Like Ajax and Liverpool, Sarri wants his central defenders to play from the halfway line, with 50 metres of pitch behind them. That's a tough ask for the magnificent but slow Giorgio Chiellini, who turns 35 next month, and even for his longtime partner Leonardo Bonucci, 32, but it's the system De Ligt played at Ajax from age 9. He also possesses a long pass that will allow Juve to skip the midfield in transition, and with him teaming up with Ronaldo for dead balls, the club may now have football's two best attacking headers of the ball.
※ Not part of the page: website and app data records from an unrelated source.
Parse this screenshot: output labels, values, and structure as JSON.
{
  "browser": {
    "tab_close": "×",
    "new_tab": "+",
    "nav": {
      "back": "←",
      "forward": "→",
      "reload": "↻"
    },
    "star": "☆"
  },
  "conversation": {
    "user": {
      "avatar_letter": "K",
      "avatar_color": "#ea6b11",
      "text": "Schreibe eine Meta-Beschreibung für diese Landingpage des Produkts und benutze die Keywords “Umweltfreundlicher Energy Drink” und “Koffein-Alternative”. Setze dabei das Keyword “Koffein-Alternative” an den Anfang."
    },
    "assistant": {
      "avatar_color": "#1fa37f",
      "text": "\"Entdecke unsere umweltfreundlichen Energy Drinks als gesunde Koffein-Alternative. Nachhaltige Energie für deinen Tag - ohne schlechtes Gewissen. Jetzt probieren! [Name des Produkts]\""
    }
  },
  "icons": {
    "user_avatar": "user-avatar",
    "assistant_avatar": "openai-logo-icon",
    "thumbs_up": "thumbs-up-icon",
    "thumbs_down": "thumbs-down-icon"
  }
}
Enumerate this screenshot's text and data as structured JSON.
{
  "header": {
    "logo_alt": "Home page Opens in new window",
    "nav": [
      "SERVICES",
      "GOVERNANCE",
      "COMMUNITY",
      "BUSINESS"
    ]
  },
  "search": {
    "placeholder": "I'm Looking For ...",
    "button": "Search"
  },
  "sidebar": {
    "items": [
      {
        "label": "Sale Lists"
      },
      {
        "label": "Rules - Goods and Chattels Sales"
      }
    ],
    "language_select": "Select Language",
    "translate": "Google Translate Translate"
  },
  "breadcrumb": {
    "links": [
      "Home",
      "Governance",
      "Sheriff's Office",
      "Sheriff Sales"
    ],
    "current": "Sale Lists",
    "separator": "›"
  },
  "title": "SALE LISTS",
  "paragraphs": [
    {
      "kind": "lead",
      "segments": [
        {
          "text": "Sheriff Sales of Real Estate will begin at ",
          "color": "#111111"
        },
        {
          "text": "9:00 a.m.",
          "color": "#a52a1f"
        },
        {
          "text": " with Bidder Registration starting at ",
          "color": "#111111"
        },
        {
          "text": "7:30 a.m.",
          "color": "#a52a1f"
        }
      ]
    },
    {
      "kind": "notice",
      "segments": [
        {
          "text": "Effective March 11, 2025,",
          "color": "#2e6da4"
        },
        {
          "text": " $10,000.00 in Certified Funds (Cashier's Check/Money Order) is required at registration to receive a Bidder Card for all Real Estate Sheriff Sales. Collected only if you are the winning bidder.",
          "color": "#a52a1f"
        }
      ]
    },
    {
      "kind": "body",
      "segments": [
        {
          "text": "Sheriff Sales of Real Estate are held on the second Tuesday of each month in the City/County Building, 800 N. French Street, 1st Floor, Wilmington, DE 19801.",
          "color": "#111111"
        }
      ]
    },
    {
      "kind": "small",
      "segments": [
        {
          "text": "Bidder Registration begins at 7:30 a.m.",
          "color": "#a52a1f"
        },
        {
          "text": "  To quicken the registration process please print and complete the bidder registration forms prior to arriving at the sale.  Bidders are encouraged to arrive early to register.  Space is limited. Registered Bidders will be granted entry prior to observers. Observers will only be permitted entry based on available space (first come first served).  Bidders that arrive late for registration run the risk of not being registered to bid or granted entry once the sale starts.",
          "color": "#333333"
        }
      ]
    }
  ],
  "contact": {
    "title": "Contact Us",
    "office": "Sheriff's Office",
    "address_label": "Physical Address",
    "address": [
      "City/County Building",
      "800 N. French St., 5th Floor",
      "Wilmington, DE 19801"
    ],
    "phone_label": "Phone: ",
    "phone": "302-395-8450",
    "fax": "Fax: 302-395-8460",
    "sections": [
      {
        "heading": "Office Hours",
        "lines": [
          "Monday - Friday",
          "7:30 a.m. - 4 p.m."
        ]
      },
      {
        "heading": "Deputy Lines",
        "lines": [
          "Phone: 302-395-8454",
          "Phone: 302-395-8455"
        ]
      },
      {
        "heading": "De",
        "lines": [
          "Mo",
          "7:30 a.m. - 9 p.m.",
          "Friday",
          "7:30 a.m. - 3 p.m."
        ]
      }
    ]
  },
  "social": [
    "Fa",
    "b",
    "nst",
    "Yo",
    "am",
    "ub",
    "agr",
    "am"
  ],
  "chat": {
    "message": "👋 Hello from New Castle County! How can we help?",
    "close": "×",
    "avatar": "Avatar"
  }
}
Even if Bonucci leaves, De Ligt may not immediately become an uncontested regular in Turin. Juve aren't famed for patiently holding youngsters' hands through early stumbles. Whereas Ajax traditionally favour kids, Juve prefer veterans. "It feels as if I've landed in the grown-up men's world," De Ligt told the Algemeen Dagblad. "Work, work, work. Even on day one here I noticed the different emphasis: good football, too, of course, but the most important thing is winning." But then he hasn't chosen the easy path.
De Ligt's aim isn't simply to become a regular by October. It's to become the best central defender on earth and then keep that title for a decade.